Delphinidin-mediated apoptosis was induced at the highest levels in HER2-overexpressing cell lines. Use of delphinidin in HER2-positive disease would possibly be limited to single agent treatment, however, since combining delphinidin with Herceptin or lapatinib appeared to reduce efficacy of these currently approved HER2-targeted therapies. Our molecular data indicated that delphinidin inhibits HER2 signaling. Similarly, delphinidin has been reported to be a potent inhibitor of EGFR and HER2 phosphorylation in the human vulva carcinoma cell line A431.14,23,24 Inhibition of HER2 signaling may be an important growth inhibitory mechanism of delphinidin in HER2-overexpressing breast cancer since these cancers have oncogenic addiction to HER2, and since the combination of delphinidin with HER2-targeted drugs did not show synergy.
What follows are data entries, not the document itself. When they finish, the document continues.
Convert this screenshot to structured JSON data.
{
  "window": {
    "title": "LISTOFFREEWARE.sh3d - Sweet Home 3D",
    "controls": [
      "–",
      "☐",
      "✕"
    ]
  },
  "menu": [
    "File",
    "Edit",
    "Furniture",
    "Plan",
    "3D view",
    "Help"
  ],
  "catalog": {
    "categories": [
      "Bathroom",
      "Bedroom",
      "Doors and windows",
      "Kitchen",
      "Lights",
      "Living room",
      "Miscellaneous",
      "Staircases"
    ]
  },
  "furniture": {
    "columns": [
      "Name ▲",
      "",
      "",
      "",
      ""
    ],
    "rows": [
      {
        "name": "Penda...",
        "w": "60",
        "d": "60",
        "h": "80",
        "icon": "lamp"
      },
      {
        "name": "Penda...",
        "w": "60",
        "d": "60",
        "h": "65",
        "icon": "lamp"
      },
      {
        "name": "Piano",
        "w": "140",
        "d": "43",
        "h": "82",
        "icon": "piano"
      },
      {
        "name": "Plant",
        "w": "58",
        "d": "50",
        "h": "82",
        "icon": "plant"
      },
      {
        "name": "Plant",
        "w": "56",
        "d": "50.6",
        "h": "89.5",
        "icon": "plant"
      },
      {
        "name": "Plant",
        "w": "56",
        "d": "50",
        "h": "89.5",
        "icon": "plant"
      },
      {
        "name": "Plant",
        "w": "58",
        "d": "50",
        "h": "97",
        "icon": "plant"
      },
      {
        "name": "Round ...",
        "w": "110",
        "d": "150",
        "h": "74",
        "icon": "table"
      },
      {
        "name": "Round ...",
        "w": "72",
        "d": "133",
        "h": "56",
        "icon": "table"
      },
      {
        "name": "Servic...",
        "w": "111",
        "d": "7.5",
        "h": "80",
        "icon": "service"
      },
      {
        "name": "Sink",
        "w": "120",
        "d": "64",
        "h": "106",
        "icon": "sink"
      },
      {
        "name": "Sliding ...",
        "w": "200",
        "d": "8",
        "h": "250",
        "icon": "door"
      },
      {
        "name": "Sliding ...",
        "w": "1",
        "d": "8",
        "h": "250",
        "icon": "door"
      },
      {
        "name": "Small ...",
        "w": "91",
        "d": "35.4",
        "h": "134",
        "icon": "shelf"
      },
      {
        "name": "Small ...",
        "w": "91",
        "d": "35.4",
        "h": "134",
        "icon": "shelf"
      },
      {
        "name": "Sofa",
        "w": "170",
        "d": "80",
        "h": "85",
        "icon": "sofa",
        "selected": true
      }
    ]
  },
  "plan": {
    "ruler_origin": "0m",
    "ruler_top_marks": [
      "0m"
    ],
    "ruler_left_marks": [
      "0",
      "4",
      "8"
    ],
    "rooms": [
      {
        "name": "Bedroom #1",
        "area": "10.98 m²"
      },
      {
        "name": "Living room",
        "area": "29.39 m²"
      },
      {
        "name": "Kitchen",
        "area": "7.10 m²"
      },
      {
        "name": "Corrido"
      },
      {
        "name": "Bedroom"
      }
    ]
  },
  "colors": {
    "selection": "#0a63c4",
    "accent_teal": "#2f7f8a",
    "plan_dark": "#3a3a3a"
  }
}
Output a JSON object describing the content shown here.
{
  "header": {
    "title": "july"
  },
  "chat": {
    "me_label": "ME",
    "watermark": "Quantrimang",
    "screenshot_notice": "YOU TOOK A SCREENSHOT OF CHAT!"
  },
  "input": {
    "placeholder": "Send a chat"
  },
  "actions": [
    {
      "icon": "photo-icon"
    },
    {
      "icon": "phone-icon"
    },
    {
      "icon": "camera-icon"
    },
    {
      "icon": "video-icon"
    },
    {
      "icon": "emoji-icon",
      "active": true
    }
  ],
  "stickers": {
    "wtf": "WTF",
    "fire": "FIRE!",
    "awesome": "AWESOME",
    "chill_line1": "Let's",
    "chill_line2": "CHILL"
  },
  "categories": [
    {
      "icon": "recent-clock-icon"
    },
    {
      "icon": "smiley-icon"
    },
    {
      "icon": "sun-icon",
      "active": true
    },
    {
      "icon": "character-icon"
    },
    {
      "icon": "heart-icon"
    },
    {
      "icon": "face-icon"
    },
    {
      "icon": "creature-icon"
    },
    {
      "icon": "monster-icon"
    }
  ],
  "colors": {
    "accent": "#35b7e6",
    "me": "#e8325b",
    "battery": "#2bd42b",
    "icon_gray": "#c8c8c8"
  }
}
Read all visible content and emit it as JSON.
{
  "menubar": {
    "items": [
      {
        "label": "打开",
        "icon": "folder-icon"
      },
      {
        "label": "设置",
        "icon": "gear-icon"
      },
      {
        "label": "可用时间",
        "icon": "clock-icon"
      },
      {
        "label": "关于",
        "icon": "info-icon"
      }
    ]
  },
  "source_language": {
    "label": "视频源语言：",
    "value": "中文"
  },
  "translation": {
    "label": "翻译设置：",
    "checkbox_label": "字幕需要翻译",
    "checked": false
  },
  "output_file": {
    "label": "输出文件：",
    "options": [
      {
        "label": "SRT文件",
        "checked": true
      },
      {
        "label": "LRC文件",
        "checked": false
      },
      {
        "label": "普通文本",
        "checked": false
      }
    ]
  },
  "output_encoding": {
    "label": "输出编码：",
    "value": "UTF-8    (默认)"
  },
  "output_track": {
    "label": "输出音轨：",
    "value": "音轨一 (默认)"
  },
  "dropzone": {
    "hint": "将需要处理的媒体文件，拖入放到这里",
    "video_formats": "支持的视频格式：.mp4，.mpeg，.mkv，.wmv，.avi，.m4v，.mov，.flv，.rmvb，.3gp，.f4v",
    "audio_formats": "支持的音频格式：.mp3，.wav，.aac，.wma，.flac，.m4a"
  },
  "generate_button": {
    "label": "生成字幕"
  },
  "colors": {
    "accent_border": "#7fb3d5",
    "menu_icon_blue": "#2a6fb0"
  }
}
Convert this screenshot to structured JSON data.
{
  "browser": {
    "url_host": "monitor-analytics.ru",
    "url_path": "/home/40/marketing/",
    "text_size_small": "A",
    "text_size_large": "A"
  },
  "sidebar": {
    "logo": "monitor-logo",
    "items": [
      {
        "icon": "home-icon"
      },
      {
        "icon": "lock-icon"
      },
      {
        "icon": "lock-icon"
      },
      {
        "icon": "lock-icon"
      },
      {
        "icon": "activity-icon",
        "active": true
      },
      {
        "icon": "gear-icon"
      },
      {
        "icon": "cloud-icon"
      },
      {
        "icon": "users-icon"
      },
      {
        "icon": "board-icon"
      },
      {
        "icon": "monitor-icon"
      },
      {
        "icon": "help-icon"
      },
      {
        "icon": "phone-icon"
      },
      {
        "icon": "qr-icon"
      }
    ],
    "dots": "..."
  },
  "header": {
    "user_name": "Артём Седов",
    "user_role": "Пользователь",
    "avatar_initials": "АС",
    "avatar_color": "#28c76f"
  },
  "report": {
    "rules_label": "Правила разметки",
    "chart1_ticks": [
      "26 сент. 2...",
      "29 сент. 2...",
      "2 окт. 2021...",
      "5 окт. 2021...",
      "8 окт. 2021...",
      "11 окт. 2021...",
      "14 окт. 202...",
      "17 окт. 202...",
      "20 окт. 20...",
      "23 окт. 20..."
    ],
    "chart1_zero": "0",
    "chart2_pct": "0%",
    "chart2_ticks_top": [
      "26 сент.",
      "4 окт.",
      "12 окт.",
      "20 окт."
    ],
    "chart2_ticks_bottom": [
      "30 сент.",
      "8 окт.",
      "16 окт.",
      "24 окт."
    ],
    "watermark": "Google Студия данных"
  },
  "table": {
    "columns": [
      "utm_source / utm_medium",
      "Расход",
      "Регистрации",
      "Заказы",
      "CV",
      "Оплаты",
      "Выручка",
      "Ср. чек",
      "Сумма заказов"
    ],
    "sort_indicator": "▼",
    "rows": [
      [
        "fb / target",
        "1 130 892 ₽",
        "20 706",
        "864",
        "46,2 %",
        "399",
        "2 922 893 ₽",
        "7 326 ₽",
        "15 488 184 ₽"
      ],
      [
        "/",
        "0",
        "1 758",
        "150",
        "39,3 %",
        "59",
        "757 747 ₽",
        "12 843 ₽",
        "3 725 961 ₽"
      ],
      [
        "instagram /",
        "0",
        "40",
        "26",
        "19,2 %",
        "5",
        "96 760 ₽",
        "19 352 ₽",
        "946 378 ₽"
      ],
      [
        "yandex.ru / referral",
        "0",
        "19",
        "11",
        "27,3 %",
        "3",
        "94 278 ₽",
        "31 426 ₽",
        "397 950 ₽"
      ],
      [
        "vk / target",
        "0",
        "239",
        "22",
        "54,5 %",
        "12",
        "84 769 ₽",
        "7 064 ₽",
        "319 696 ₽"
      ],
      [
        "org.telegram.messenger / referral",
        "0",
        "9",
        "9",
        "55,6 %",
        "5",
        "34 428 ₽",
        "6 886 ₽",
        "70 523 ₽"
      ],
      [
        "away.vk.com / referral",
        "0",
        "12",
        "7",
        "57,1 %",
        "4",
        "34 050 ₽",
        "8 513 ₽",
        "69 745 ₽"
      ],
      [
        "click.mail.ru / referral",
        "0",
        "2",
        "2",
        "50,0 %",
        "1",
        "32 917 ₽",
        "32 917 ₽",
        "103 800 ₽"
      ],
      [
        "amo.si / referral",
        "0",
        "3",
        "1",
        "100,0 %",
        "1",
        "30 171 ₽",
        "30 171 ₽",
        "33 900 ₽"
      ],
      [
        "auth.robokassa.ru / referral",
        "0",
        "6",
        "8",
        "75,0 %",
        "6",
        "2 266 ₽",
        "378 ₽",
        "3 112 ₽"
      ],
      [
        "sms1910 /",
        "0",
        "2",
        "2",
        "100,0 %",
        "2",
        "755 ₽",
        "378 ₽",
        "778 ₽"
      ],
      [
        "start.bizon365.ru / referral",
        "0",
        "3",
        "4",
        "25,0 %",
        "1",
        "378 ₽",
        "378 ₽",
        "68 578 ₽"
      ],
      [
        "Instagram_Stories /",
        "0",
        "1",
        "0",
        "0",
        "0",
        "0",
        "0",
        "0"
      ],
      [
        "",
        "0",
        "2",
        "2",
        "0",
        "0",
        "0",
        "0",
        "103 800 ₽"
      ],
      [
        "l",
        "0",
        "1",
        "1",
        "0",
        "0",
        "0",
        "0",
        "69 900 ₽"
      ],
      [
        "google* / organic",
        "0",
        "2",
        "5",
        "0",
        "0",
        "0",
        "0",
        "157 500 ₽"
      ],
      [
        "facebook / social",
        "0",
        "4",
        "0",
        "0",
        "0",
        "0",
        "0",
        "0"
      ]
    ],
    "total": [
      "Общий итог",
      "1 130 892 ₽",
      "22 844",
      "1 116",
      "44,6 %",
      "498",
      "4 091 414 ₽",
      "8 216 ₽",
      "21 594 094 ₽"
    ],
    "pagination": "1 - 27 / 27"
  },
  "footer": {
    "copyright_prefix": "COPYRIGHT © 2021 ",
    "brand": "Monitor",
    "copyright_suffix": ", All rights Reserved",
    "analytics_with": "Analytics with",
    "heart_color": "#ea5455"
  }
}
If delphinidin affected multiple signaling pathways independently of HER2, we might expect synergy between HER2 inhibitors and delphinidin since multiple molecular pathways would be blocked. Instead, the combination did not produce additive or synergistic effects, but yielded slightly antagonistic effects. Thus, delphinidin-mediated HER2 inhibition is likely to be an important molecular effect of delphinidin in this breast cancer subtype.
Based on our data, delphinidin may serve as an important lead compound for developing novel therapies for breast cancer. The concentrations of delphinidin that we used in this study were in the μg/mL range. These are likely to be physiologically tolerable doses as humans are estimated to consume between 80–215 mg of anthocyanidins daily,25,26 with delphinidin being a major source of anthocyanidins. Delphinidin has demonstrated anti-inflammatory and anti-angiogenic activities in prostate cancer models,7 and appears to be a broad-spectrum inhibitor of multiple kinase signaling pathways including HER2 and downstream MAPK in multiple cell types.13,23,24 Our own data indicates that delphinidin is an inhibitor of HER2 and Erk1/2 signaling, with growth inhibition and apoptosis observed in multiple molecular subtypes of breast cancer. Thus, delphinidin could represent a novel lead agent for development of future breast cancer chemotherapeutic drugs.
Grant Support is acknowledged from National Cancer Institute K01CA118174 and Georgia Cancer Coalition Distinguished Cancer Scholar Award to R Nahta.
Author(s) have provided signed confirmations to the publisher of their compliance with all applicable legal and ethical obligations in respect to declaration of conflicts of interest, funding, authorship and contributorship, and compliance with ethical requirements in respect to treatment of human and animal test subjects. If this article contains identifiable human subject(s) author(s) were required to supply signed patient consent prior to publication. Author(s) have confirmed that the published article is unique and not under consideration nor published by any other publication and that they have consent to reproduce any copyrighted material. The peer reviewers declared no conflicts of interest.